Paula Rego's psychologically charged and subversively suggestive pastel paintings present enigmatic narratives imbued with a disquieting tension. As a painter of 'stories', Rego openly draws from her experiences, relationships, films and fairytales to create grand scale compositions and complex figure arrangements that represent the phantasmagoric world of female experience. Executed in 1997, The Lesson appears to tap into the women's collusion in power structures. Combining the appearance of willing obedience with an underlying sense of quiet rebellion, the subject is an extension of Rego's constant exploration of themes surrounding 'power games and hierarchies', and what she has described as her desire to 'turn things on their heads, to upset the established order' (Rego cited in M. Jaggi, 'Secret Histories', The Guardian, Saturday July 17, 2004).
Rego's childhood seems to have had a profound impact on the nature and subject matter of much of her art. Born in Portugal during António de Oliveira Salazar's socially oppressive regime, Rego was brought up in an unusually liberal household. Her father, a staunch republican and democrat, opposed to the influence of the church, instilled in his daughter a strong sense of independence and a love of art and literature. As an only child, her imagination was shaped by narrative. Family members would all vie to recount vivid and often terrifying folk stories from memory or read illustrated books aloud, including Blanco y negro, a publication full of tales told through bold, graphic illustrations. This book features prominently in The Lesson; the giant green tome is set before the group of crouched 'students', providing a link into Rego's early learning experiences.
The presence of Blanco y negro in The Lesson suggests the possible influence of another early, and perhaps painful memory from her youth. In order to be accepted into an English secondary school at the age of ten, Rego received extra tuition at home from a tyrannical teacher, whom she loathed but was compelled to obey. “She was rough and cruel and she used to hit me', Rego recalled, 'I used to be literally sick from fear of her. She'd say: 'You can't draw. You'll never be able to draw.' But being a child I never told my mother, because that was how I thought it was meant to be.” (Rego cited in J. McEwen, Paula Rego, London, 2006, p. 36). Rego's art has always depended upon personal experience for its inspiration, and this experience of submission before the authority of someone in power appears to resurface in the impromptu classroom scene enacted in The Lesson. The five, uncomfortably crouched figures are not children however, they are grown women, in whom the characteristics of a schoolgirls are still clearly visible. The painting has a strangely unsettling atmosphere; the uniformity of the women's drab business suits are seemingly at odds with their awkward, childlike mannerisms, whilst their cramped arrangement and proximity to the ground emphasizes a sense of subservience. The almost identical characters, all Portuguese models that bear a close resemblance to Rego herself, convey a number of human attitudes and emotions, which together can be seen as facets of a single human being. The foremost figure, with her hands clasped as if in prayer, assumes the typical traits of an overly eager teacher's pet, whilst the others appear fidgety, bored or completely distracted, and yet they are all deferring to an absent or imaginary authority.

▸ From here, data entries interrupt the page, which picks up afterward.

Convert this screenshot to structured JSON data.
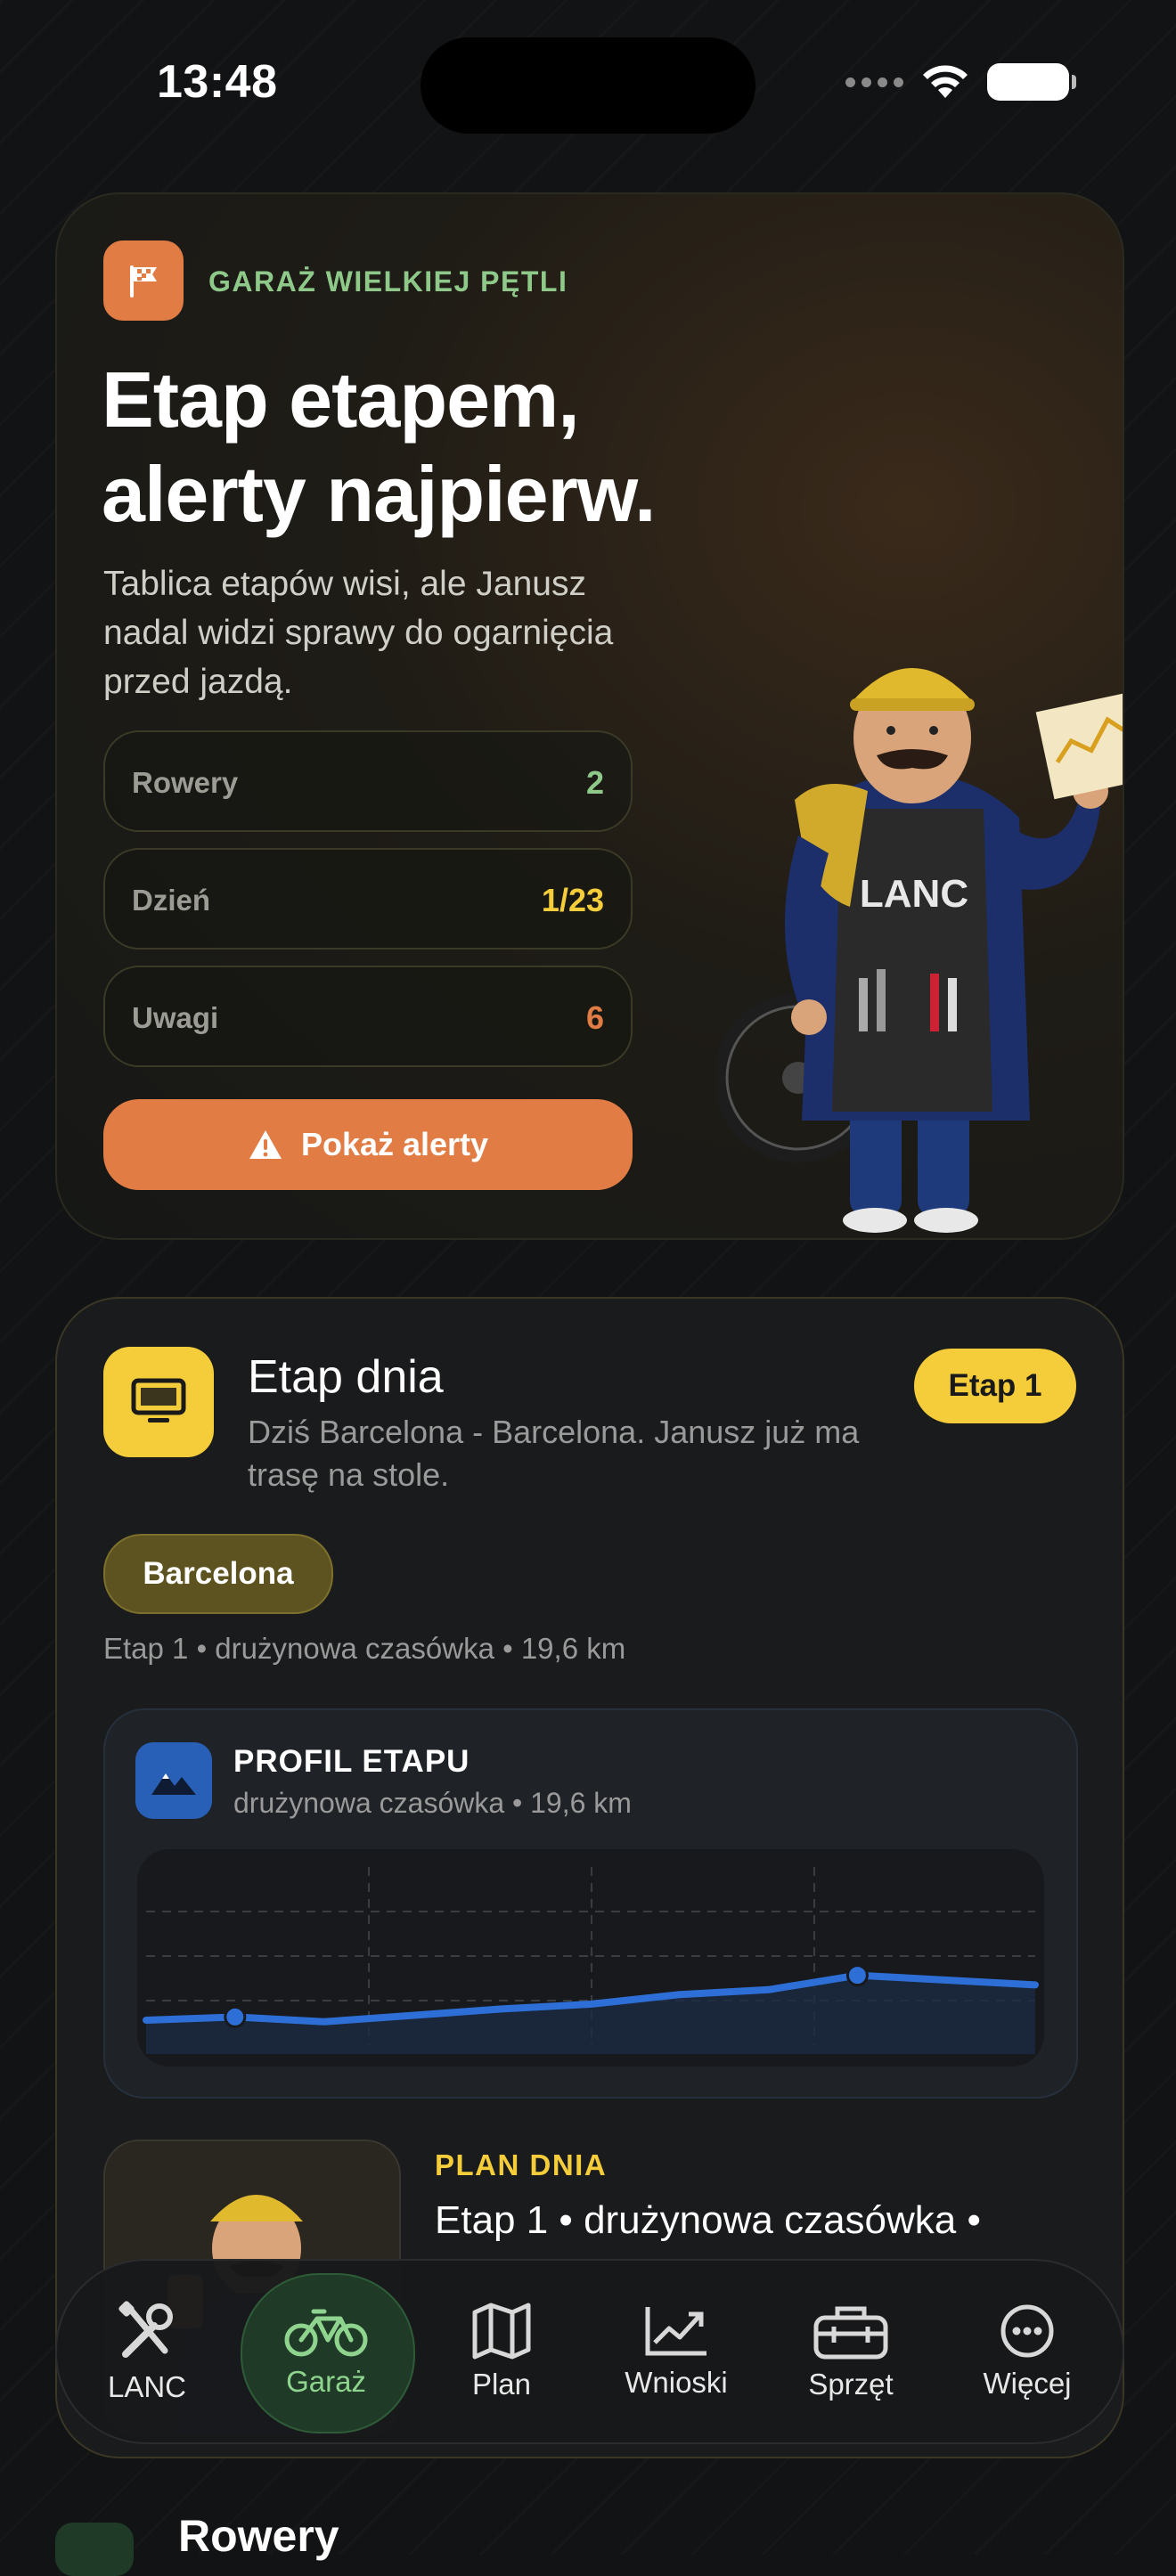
{
  "status_bar": {
    "time": "13:48"
  },
  "hero": {
    "eyebrow": "GARAŻ WIELKIEJ PĘTLI",
    "title": "Etap etapem, alerty najpierw.",
    "subtitle": "Tablica etapów wisi, ale Janusz nadal widzi sprawy do ogarnięcia przed jazdą.",
    "stats": [
      {
        "label": "Rowery",
        "value": "2",
        "color": "#8fc98a"
      },
      {
        "label": "Dzień",
        "value": "1/23",
        "color": "#f5cd3a"
      },
      {
        "label": "Uwagi",
        "value": "6",
        "color": "#e07c44"
      }
    ],
    "alert_button": "Pokaż alerty",
    "apron_text": "LANC"
  },
  "stage_card": {
    "title": "Etap dnia",
    "subtitle": "Dziś Barcelona - Barcelona. Janusz już ma trasę na stole.",
    "badge": "Etap 1",
    "city": "Barcelona",
    "meta": "Etap 1 • drużynowa czasówka • 19,6 km",
    "profile": {
      "title": "PROFIL ETAPU",
      "subtitle": "drużynowa czasówka • 19,6 km",
      "elevation": [
        10,
        12,
        9,
        13,
        17,
        20,
        26,
        29,
        38,
        35,
        32
      ],
      "markers": [
        1,
        8
      ]
    },
    "plan": {
      "eyebrow": "PLAN DNIA",
      "title": "Etap 1 • drużynowa czasówka •"
    }
  },
  "tabbar": {
    "tabs": [
      {
        "label": "LANC",
        "icon": "tools-icon"
      },
      {
        "label": "Garaż",
        "icon": "bicycle-icon"
      },
      {
        "label": "Plan",
        "icon": "map-icon"
      },
      {
        "label": "Wnioski",
        "icon": "trend-chart-icon"
      },
      {
        "label": "Sprzęt",
        "icon": "toolbox-icon"
      },
      {
        "label": "Więcej",
        "icon": "more-icon"
      }
    ],
    "active": "Garaż"
  },
  "next_section": {
    "title": "Rowery"
  }
}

Rego's images play with the viewer's notion of innocence, acts of female submission and control. Her husband, the painter Vic Willing, more specifically defined her concerns as being, 'domination and rebellion, freedom and oppression, suffocation and escape' (Willing cited in ibid.). The figure to the left, tugging at her skirt hem further hints at these underlying concerns by bearing a close resemblance to the women in Rego's confrontational Untitled (Abortion) series of pastel works. This series, also begun in 1997, formed a response to the referendum in Portugal to legalise abortion, which was voted against after intense pressure from the church. Rego's distaste for such politics led her to depict solitary young girls undergoing illegal abortions in their bedrooms, often squatting over vessels such as the black bucket that here in this work is inverted to function as a stool. Despite touching on such controversial aspects of women's position in society, Rego's women are never represented as victims; they always retain a sense of power over their identities and their bodies. This can be seen in the women of The Lesson, who apparently struggle with conformity when confronted with authority.
Rego's narratives evolve from a process of drawing intuitively from her mind's eye, collaborating with models and reshaping her ideas on canvas. By combining elements of the observable world with the lingering memories imbedded in her imagination, and present circumstances, Rego establishes a dynamic process that allows the story to unfold as the painting develops. Though elements may emerge from deeply personal sources or recognisable influences, her characters and the situations in which they are placed, ultimately maintain a mysterious inscrutability that invites viewers to improvise a story for themselves.